One of the jobs I have as a Salvation Army officer is training people to be Salvation Army soldiers. It’s an important task, and one that I want to get right. Whilst such training continues for the whole time I am involved with the (prospective) soldier, there is a formal element. People who wish to become Salvation Army soldiers are expected to undertake a course of study explaining the basics of Salvation Army doctrine as well as Army history and practice. I suppose it’s analogous to confirmation classes or the like in other denominations.
There are a few resources around to help with this task. For the last twenty years or so most Corps Officers I know have used a small book called ‘Battle Orders.’ This is a series of ten or so lessons which more or less cover the basics. Whilst the content is solid, I’ve never really enjoyed using it. I really don’t know why. Perhaps it’s just a bit dated, or the didactic style doesn’t suit me. Whatever the reason, I really would like something else.
A few weeks ago I received a copy of a new book which has been written for this purpose. It is written by a husband and wife team, Danielle Strickland and Stephen Court. It is entitled SA101: Training Warriors to Win the World for Jesus. On first inspection it seemed to be exactly what I was after. The emphasis is on training soldiers, not just completing lessons.
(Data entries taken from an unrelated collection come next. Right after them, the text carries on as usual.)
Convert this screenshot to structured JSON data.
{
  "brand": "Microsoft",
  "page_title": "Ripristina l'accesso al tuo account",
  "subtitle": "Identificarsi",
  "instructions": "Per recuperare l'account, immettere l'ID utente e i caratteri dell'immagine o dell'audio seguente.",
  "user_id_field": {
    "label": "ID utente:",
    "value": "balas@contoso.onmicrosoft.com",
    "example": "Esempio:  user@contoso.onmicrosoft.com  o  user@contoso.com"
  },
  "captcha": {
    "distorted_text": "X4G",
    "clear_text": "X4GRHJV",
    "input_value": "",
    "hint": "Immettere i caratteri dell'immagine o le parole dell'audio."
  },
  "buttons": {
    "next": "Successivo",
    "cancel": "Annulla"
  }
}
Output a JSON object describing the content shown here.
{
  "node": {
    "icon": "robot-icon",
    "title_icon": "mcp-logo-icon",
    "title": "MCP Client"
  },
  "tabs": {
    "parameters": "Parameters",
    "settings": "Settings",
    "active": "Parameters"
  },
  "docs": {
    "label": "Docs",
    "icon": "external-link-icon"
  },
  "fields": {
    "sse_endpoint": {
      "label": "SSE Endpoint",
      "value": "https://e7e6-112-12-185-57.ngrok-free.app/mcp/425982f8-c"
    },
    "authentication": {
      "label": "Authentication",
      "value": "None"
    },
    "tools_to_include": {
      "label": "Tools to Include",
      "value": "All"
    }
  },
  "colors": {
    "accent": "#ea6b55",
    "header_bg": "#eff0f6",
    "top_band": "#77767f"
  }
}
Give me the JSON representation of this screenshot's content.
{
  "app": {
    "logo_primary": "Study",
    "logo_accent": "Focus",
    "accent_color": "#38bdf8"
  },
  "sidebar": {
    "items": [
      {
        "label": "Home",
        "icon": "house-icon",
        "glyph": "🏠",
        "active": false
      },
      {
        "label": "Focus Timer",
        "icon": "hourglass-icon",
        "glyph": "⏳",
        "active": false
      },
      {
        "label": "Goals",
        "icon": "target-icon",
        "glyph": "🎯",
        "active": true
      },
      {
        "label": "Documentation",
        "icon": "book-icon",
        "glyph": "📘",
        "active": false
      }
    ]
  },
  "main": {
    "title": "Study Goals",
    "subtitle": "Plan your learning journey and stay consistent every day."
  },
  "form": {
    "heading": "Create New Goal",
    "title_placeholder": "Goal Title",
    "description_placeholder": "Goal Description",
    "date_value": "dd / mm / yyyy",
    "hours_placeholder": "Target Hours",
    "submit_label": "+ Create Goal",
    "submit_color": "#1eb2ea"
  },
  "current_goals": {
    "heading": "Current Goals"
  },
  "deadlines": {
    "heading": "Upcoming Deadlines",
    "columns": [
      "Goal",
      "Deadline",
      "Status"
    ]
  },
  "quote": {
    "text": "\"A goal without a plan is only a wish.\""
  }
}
Moreover, there are lots of different suggestions for further reading, videos that can be used and so on.
However, the book has a few flaws, some of which have heavily dampened my initial enthusiasm. Some aren’t that big a deal. For example, the book frequently refers to ‘General Catherine Booth.’ I may be quite wrong here, and I would appreciate a note of correction in the comments, but Catherine Booth was never General, and she was never referred to as such. Her husband was General, and she may have been called ‘Mrs General’ from time to time, but I don’t think she ever bore that title herself. Whilst it is a nice sentiment, I think it does her a disservice to give her a title because her husband bore it.
Another silliness is the insistence on referring to Satan as ‘satan,’ with a lower case ‘s.’ I’ve seen this sort of thing before, but I’ve never understood the logic. Sure, he might be the prince of darkness, but does that mean we have to throw out the basic rules of written English whenever his name comes up. And don’t get me started on K.D. Lang… 😉
Some of the flaws are far more serious and, to my thinking, render it useless (at best) to dangerous (at worst, but quite likely.) Allow me to share an example.
There is a section that treats the importance of the Bible in the Salvation Army. There are a couple of paragraphs that discuss 2 Timothy 3:16 and the high number of ancient manuscripts available. Then we get this, on page 16:
The Bible is even reliable scientifically. No, the Bible is not a science textbook. But it includes in its pages many allusions that can be tested scientifically. And in those cases, it is accurate, often supernaturally so. For example, it consistently spoke truth before the conventional science of even relatively recent history discovered it:
- Every star is different (1 Corinthians 15:41). ‘Science’ used to believe that all stars were the same;
- Light is in motion (Job 38:19,20). ‘Science’ used to believe that light is fixed in place.
- Air has weight (Job 28:25). ‘Science’ used to believe that air was weightless.
- Wind blows in cyclones. (Ecclesiastes 1:6). ‘Science’ used to believe wind blows straight.
- Blood is the source of life and healing (Leviticus 17:11). ‘Science’ used to believe that sick people must be bled….
And of course, the Bible indicates that the earth is a sphere (Isaiah 40:22), while it took ‘Science’ quite a while to get away from the flat earth belief.
Most of these ‘scientific teachings’ of the Bible are strained attempts to read our modern understanding of the world into holy writ. The authors of those texts were often writing poetically, and they were certainly writing according to the generally accepted understanding of the time. Most of our pre-modern scientific beliefs were derived from Aristotle and other ancient Greeks, not from the ancient Near-East.
On the last point offered—regarding the shape of the earth—my reading of the passage suggests that the Bible teaches that the earth is disc-shaped, not spherical.
My concern is that this is far too glib an introduction to a topic that is highly controversial but very important in the church today. Moreover, I would suggest that the position taken is, quite simply, wrong. If the last four hundred years of science and theology have taught us anything, it’s that theologians are constantly having to reinterpret the Bible in the light of scientific discovery. Trying to do science by looking at the Bible for guidance is a recipe for disaster.
I would be very concerned if one of my soldiers tried using these examples to engage someone apologetically.
I have other concerns, but I’ve written more than enough for now. I feel like I have been quite negative about this book. That isn’t my intention, but unfortunately, the more I look at it the more I find to be negative about. It has good points. Perhaps I’ll try to balance this post with a more generous one in the near future.
I would be interested to hear from anyone who has other suggestions about good resources for soldiership and/or discipleship training. If I can’t find anything I am comfortable using, I guess I could take the old fashioned approach and write a resource myself. Thoughts? Ideas?